━━━ EXCERPTED DATA ━━━
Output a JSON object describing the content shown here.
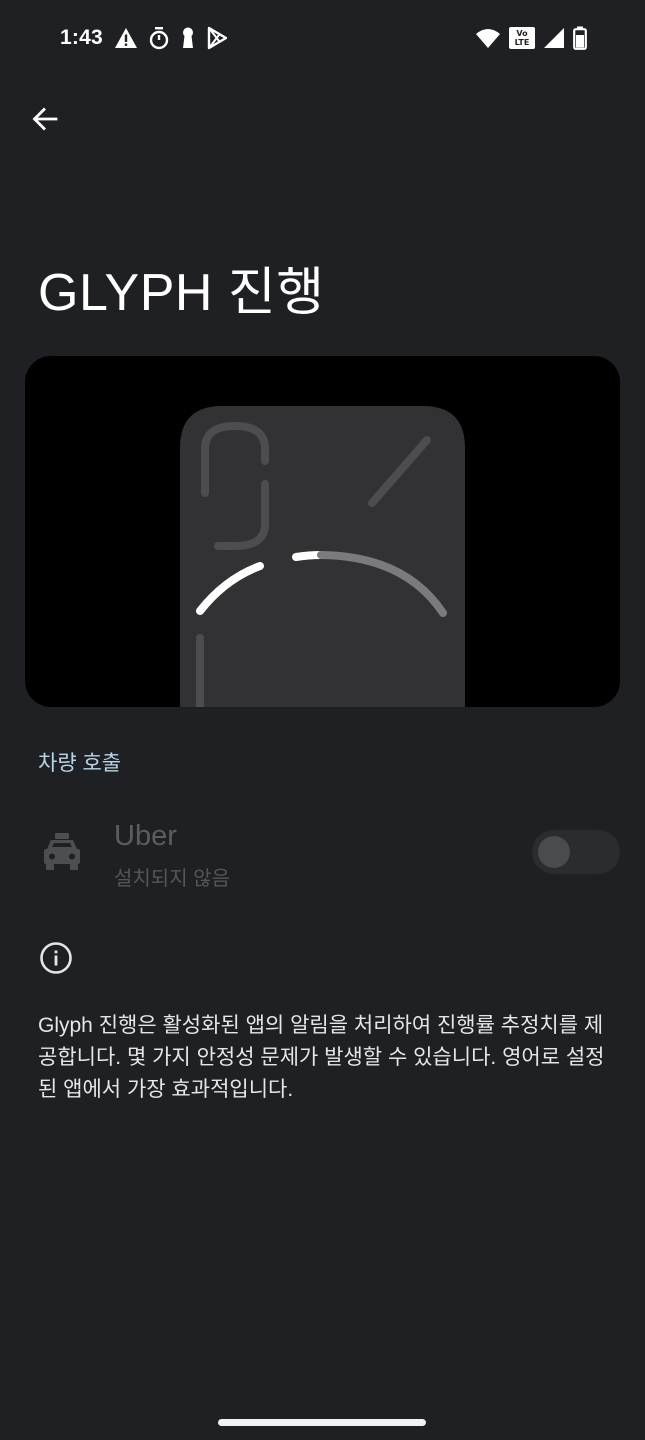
{
  "status_bar": {
    "time": "1:43",
    "icons_left": [
      "warning-icon",
      "stopwatch-icon",
      "keyhole-icon",
      "play-store-icon"
    ],
    "icons_right": [
      "wifi-icon",
      "volte-icon",
      "signal-icon",
      "battery-icon"
    ],
    "volte_top": "Vo",
    "volte_bottom": "LTE"
  },
  "header": {
    "title": "GLYPH 진행"
  },
  "preview": {
    "description_icon": "glyph-phone-back-illustration"
  },
  "section": {
    "title": "차량 호출"
  },
  "apps": [
    {
      "name": "Uber",
      "status": "설치되지 않음",
      "icon": "taxi-icon",
      "enabled": false
    }
  ],
  "info": {
    "icon": "info-icon",
    "text": "Glyph 진행은 활성화된 앱의 알림을 처리하여 진행률 추정치를 제공합니다. 몇 가지 안정성 문제가 발생할 수 있습니다. 영어로 설정된 앱에서 가장 효과적입니다."
  },
  "colors": {
    "background": "#1f2023",
    "accent": "#b7d6ea",
    "disabled_text": "#5b5d61"
  }
}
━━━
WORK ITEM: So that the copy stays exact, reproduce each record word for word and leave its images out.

RESPONSE:
Output a JSON object describing the content shown here.
{
  "status_bar": {
    "time": "1:43",
    "icons_left": [
      "warning-icon",
      "stopwatch-icon",
      "keyhole-icon",
      "play-store-icon"
    ],
    "icons_right": [
      "wifi-icon",
      "volte-icon",
      "signal-icon",
      "battery-icon"
    ],
    "volte_top": "Vo",
    "volte_bottom": "LTE"
  },
  "header": {
    "title": "GLYPH 진행"
  },
  "preview": {
    "description_icon": "glyph-phone-back-illustration"
  },
  "section": {
    "title": "차량 호출"
  },
  "apps": [
    {
      "name": "Uber",
      "status": "설치되지 않음",
      "icon": "taxi-icon",
      "enabled": false
    }
  ],
  "info": {
    "icon": "info-icon",
    "text": "Glyph 진행은 활성화된 앱의 알림을 처리하여 진행률 추정치를 제공합니다. 몇 가지 안정성 문제가 발생할 수 있습니다. 영어로 설정된 앱에서 가장 효과적입니다."
  },
  "colors": {
    "background": "#1f2023",
    "accent": "#b7d6ea",
    "disabled_text": "#5b5d61"
  }
}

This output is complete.